The answer should consist of each line from the data below that includes "JSON".

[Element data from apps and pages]
-*-

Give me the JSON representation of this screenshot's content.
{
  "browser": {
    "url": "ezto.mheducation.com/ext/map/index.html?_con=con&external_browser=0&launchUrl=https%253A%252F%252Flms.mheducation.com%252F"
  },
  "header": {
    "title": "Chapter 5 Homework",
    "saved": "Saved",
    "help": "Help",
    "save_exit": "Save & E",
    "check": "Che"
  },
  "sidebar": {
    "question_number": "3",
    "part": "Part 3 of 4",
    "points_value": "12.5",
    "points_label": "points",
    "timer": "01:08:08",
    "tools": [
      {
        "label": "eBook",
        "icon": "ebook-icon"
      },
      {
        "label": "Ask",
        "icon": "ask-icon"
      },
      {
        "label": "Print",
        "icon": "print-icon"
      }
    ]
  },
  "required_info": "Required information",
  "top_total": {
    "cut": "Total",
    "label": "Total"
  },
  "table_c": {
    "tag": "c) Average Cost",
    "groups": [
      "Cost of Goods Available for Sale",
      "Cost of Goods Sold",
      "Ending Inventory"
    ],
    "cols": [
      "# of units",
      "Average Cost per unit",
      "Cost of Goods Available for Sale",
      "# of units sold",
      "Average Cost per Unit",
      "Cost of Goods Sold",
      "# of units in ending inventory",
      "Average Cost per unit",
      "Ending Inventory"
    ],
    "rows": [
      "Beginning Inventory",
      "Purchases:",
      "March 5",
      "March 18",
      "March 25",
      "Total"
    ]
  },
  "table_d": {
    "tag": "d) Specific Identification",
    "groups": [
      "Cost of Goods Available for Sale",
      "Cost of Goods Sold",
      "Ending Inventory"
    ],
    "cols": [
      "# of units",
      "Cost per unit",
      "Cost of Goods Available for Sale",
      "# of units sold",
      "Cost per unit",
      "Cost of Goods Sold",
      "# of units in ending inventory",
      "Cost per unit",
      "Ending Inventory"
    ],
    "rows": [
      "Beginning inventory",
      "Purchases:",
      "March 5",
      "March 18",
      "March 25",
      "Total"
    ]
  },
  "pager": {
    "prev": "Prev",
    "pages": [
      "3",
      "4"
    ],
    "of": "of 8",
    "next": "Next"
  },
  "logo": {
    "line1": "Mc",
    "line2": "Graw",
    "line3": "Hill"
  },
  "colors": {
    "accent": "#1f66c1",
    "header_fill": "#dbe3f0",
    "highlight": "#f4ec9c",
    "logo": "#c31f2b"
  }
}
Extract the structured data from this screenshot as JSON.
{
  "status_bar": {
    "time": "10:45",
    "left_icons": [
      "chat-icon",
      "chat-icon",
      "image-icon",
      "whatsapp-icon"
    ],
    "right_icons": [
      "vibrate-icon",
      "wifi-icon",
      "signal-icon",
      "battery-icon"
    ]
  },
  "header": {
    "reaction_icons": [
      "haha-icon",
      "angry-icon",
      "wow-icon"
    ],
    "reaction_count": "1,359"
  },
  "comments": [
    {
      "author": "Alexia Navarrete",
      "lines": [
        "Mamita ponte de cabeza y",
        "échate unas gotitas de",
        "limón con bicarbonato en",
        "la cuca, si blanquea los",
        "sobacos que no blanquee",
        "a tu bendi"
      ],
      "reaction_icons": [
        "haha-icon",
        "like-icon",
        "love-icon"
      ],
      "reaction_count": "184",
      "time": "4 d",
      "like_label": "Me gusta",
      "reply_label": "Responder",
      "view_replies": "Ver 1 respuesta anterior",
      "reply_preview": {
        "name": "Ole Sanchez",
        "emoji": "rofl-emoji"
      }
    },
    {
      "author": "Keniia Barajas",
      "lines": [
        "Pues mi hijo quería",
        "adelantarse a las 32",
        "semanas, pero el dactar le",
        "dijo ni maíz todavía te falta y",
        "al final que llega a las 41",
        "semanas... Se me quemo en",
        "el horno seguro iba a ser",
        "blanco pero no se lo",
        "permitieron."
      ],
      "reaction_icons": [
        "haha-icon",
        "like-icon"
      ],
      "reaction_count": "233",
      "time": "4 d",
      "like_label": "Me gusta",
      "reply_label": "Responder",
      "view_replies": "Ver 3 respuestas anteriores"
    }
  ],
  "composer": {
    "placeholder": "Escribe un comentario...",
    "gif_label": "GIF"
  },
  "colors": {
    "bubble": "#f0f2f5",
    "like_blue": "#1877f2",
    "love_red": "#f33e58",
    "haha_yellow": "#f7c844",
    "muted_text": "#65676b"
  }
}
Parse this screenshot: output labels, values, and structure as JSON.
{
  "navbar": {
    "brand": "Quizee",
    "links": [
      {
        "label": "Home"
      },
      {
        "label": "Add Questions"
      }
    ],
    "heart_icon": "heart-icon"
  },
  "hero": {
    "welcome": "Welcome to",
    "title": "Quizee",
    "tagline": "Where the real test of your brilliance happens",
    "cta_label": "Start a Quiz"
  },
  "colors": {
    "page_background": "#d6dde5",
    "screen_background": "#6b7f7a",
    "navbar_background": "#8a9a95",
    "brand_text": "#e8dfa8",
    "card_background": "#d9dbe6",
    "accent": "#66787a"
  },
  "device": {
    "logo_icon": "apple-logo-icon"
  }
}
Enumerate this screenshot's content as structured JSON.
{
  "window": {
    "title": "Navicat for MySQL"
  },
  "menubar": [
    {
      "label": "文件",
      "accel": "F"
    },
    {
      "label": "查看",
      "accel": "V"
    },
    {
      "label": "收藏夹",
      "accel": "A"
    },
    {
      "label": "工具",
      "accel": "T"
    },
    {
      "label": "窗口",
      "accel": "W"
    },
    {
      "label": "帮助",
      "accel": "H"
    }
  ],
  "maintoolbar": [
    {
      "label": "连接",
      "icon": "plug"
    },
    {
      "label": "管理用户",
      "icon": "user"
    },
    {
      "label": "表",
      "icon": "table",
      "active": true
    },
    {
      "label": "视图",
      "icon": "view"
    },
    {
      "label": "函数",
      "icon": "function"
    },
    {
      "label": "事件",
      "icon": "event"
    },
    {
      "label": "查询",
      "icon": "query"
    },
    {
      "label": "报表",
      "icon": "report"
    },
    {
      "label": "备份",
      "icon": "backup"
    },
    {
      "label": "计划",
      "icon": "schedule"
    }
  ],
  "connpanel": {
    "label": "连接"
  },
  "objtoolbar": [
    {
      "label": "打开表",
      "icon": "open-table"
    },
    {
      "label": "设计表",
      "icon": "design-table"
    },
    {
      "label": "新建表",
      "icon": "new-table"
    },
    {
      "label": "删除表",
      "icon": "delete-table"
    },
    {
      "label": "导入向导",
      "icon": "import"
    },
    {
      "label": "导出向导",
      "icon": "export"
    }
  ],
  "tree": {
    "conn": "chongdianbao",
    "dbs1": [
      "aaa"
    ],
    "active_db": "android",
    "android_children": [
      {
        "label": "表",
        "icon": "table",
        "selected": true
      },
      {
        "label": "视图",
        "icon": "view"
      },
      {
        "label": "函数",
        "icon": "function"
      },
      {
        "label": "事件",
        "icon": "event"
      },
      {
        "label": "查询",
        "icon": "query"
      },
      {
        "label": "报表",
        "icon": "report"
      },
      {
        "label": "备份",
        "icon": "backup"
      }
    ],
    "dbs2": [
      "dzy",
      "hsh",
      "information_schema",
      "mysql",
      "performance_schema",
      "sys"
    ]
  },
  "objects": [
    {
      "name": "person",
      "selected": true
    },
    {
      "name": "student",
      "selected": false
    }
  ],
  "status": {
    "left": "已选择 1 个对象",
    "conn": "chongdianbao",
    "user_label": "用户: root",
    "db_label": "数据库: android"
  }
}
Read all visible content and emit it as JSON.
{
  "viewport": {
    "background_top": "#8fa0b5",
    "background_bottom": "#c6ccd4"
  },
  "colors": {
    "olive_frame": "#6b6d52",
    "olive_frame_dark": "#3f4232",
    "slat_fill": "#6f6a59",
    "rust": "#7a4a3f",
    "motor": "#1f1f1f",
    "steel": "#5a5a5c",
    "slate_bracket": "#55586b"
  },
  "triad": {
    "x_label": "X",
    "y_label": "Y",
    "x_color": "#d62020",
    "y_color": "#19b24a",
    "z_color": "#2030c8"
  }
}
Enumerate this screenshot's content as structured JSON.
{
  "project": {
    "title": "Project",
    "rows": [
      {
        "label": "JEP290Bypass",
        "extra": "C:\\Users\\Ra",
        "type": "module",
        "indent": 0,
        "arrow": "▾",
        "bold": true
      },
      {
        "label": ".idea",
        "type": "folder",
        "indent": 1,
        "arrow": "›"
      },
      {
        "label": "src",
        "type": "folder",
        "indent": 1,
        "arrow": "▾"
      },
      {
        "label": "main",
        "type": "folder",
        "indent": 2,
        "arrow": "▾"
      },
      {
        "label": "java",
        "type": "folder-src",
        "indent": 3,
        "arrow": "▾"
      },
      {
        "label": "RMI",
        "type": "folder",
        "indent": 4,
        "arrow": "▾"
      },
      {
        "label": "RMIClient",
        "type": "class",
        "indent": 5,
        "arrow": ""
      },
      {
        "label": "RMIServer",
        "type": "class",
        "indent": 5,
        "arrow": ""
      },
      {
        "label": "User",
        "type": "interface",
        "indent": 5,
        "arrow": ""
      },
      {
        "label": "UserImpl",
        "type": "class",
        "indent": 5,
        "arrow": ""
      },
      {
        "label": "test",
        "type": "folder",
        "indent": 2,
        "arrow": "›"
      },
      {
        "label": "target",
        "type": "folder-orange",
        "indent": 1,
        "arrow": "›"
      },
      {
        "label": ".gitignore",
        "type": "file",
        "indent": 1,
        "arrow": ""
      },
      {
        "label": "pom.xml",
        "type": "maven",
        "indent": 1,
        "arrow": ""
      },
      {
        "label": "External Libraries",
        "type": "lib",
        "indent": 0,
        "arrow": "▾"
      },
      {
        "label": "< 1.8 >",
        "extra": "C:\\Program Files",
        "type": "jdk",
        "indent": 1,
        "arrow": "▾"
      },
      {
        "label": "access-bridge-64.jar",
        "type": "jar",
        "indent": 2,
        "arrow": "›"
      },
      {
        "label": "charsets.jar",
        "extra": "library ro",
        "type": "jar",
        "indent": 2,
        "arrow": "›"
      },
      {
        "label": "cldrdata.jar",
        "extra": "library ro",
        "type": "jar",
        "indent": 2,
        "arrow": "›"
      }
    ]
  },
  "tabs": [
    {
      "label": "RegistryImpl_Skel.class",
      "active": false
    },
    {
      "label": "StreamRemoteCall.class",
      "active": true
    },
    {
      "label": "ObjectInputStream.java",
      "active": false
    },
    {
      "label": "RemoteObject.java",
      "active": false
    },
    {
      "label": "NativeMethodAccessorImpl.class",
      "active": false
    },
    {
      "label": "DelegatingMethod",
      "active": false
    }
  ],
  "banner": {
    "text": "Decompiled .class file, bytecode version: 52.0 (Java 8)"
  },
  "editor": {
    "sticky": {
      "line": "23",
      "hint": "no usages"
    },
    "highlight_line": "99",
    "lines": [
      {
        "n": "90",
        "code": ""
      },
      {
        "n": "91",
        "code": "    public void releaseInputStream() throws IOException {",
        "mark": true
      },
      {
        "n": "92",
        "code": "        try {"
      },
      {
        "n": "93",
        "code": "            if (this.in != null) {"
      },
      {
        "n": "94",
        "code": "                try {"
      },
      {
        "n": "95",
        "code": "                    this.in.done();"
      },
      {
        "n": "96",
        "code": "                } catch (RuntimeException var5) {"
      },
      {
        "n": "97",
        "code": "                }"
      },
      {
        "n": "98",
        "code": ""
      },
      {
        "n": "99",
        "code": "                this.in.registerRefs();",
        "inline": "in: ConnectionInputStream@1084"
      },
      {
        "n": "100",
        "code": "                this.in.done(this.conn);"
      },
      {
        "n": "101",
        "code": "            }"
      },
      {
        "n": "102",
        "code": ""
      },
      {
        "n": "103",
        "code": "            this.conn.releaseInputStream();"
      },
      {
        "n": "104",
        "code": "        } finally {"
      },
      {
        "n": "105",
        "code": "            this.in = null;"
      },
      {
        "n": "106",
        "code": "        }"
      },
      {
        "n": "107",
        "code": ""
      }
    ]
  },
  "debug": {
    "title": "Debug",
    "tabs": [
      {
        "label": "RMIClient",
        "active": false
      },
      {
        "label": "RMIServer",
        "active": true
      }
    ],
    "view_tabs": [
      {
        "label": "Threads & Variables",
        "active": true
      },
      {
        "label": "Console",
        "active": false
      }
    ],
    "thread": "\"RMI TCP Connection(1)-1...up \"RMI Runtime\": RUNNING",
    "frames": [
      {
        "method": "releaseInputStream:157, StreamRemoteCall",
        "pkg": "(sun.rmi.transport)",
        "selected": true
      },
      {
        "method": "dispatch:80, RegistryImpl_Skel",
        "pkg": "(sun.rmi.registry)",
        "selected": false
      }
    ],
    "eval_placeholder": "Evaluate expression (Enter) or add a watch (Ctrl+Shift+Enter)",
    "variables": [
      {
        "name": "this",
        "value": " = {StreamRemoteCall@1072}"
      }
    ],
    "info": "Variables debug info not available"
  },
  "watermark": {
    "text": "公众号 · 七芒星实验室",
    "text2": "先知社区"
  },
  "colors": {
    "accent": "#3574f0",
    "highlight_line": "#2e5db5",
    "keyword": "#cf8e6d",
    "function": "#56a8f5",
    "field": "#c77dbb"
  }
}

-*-

**WORKED SOLUTION**
Give me the JSON representation of this screenshot's content.
Extract the structured data from this screenshot as JSON.
Parse this screenshot: output labels, values, and structure as JSON.
Enumerate this screenshot's content as structured JSON.
Read all visible content and emit it as JSON.
Enumerate this screenshot's content as structured JSON.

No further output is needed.